2005 Salt Lake City Annual Meeting (October 16–19, 2005)

Paper No. 14
Presentation Time: 8:00 AM-12:00 PM


MADIN, Ian1, JENKS, Margaret D.1, FERNS, Mark2, STAUB, Paul E.1, MA, Lina3, GEITGEY, Ronald P.1 and NIEWENDORP, Clark1, (1)Oregon Department of Geology and Mineral Industries, 800 NE Oregon St # 28, Suite 965, Portland, OR 97232, (2)Baker CIty Field Office, Oregon Department of Geology and MIneral Industries, 1510 Campbell St, Baker City, OR 97814, (3)Oregon Department of Geology and Mineral Industries, 800 NE Oregon St. #28, Suite 965, Portland, OR 97232, ian.p.madin@state.or.us

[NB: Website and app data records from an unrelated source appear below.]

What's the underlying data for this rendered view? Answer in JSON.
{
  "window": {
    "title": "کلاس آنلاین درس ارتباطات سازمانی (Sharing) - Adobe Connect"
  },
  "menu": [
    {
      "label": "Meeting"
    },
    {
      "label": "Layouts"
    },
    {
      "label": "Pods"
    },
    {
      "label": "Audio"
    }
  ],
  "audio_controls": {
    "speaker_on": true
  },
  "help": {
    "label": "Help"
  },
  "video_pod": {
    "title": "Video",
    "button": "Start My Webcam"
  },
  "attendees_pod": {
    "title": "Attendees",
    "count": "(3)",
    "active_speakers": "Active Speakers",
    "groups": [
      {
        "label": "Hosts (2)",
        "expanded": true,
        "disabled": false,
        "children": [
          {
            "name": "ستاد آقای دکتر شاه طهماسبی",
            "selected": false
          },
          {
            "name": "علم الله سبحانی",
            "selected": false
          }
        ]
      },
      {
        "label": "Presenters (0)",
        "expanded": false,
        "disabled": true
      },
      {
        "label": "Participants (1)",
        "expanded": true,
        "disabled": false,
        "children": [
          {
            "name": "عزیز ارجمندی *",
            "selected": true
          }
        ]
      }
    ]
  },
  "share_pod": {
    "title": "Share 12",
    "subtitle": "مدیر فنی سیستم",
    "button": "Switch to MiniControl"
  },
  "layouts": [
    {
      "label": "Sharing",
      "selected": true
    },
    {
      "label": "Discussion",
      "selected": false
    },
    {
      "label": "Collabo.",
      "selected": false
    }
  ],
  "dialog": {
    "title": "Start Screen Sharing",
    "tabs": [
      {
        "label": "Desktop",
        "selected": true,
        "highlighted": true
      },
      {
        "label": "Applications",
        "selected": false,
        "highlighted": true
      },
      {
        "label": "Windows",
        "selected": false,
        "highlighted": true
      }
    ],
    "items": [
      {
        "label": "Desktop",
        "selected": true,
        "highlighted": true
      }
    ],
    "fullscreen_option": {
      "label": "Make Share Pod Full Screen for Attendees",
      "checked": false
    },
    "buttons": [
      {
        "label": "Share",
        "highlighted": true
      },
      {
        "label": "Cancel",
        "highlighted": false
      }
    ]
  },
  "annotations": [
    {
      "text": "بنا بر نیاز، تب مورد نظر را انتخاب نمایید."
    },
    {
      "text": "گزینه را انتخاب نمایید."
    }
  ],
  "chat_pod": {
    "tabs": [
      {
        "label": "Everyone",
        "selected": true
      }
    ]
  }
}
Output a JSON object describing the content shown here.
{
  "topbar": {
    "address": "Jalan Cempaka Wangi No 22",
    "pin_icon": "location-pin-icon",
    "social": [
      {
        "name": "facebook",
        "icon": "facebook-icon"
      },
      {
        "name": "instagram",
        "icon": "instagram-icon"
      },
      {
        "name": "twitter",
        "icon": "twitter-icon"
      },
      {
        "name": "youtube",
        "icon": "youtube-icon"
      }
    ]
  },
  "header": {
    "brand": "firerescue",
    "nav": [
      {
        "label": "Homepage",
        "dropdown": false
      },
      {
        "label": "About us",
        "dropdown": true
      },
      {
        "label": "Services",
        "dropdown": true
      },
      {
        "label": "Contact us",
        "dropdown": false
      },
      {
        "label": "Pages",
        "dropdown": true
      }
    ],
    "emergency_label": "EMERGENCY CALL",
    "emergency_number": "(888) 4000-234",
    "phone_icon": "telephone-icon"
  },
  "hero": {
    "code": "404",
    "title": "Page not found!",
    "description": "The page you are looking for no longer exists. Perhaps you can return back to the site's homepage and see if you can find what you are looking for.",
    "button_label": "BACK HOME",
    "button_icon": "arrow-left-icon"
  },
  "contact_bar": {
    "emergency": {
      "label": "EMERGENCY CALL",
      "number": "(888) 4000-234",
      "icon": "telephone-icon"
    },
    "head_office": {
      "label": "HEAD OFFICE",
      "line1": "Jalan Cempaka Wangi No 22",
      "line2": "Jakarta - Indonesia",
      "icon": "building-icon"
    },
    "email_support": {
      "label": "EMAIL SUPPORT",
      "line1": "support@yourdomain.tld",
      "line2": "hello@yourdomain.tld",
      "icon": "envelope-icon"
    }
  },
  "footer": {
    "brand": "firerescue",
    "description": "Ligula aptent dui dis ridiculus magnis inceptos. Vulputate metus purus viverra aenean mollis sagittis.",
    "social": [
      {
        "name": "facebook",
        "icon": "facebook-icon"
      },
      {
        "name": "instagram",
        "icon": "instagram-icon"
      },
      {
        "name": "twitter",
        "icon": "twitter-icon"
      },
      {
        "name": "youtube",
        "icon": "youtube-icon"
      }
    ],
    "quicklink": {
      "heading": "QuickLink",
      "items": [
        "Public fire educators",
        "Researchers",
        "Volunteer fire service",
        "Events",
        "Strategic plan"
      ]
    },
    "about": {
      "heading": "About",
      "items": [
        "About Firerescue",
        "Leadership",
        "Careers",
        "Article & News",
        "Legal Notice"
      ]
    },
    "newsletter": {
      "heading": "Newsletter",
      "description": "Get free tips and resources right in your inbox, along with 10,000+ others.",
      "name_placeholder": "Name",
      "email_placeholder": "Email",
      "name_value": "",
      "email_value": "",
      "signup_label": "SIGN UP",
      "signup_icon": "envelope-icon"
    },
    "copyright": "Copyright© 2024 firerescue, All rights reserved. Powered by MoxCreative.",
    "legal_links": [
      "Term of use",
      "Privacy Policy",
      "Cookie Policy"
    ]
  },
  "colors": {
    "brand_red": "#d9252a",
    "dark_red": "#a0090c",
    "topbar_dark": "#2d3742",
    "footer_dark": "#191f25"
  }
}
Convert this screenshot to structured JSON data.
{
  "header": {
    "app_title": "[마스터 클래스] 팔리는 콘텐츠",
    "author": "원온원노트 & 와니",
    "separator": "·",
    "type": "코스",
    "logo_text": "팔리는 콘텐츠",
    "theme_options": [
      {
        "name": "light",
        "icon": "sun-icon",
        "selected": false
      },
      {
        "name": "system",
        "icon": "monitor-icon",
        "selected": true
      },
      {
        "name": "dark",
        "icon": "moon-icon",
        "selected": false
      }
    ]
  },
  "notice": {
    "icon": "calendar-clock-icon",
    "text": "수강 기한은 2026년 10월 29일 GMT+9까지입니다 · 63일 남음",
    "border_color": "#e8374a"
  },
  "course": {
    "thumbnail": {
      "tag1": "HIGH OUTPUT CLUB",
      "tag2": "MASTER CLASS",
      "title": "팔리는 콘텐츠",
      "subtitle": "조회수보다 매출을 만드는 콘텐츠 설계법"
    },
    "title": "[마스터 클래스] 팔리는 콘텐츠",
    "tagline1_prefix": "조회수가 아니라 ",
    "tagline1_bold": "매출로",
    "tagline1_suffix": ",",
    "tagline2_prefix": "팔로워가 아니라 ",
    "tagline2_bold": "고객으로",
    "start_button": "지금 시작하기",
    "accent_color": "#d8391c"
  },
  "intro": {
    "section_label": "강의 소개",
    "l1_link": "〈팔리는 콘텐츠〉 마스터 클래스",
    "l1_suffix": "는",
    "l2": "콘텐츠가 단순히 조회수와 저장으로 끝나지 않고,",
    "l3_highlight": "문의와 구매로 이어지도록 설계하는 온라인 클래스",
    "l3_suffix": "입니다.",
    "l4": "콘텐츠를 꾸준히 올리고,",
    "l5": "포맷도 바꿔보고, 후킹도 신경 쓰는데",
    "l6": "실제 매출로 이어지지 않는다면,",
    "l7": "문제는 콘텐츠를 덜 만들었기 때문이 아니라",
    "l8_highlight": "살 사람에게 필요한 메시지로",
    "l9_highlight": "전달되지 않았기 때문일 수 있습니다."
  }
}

The Oregon Department of Geology and Mineral Industries is developing a new digital geologic compilation map for Oregon which recognizes a need for a wide range of users to have the best possible geologic data in digital format for hazard assessment land use management and resource evaluations. Existing statewide mapping is low resolution (1:500,000) and generalized. Published geologic mapping for any part of the state ranges greatly in resolution and quality, with much of the state only mapped at reconnaissance scales. In making a new compilation map for the state we could chose to draw entirely new geology polygons by interpreting and synthesizing existing mapping, but would either have to invent substantial amounts of new geology in area mapped at low resolution or ignore substantial amounts of detail in areas of higher resolution. Instead, we decided to take advantage of the power of GIS and database technology to develop a new type of compilation. We converted all of the existing mapping for the area into vector form by tracing the original paper maps, scanning the traced images and georeferencing, vectorizing and annotating those scans. Concurrently we entered all of the data from the unit descriptions in each map into an Access database. We then chose, for any given area, the best mapping available, and appended all of the best polygons into a complete coverage of the area which presents the best available data at any point, and preserves all of the original detail of the source map. In order to organize and unify the thousands of geologic units resulting from this process, we use a group of geology subject matter experts to assign geologic merge units to each unit on the map, this allows display of a “logically seamless” compilation map that links units across source map boundaries while leaving the original source data intact. We also made an interpretation of the engineering lithologic properties for each unit, to aid engineers and soil scientists in using the data. The second portion of this map was completed in 2005, and covers the southeast portion of the state. Building on our experience with the northeast Oregon compilation, we have made several changes in database structure, and revamped our lithologic merge information for engineering use. The new geologic format allows for more refined searches for stratigraphic and lithologic units from the interpreted data.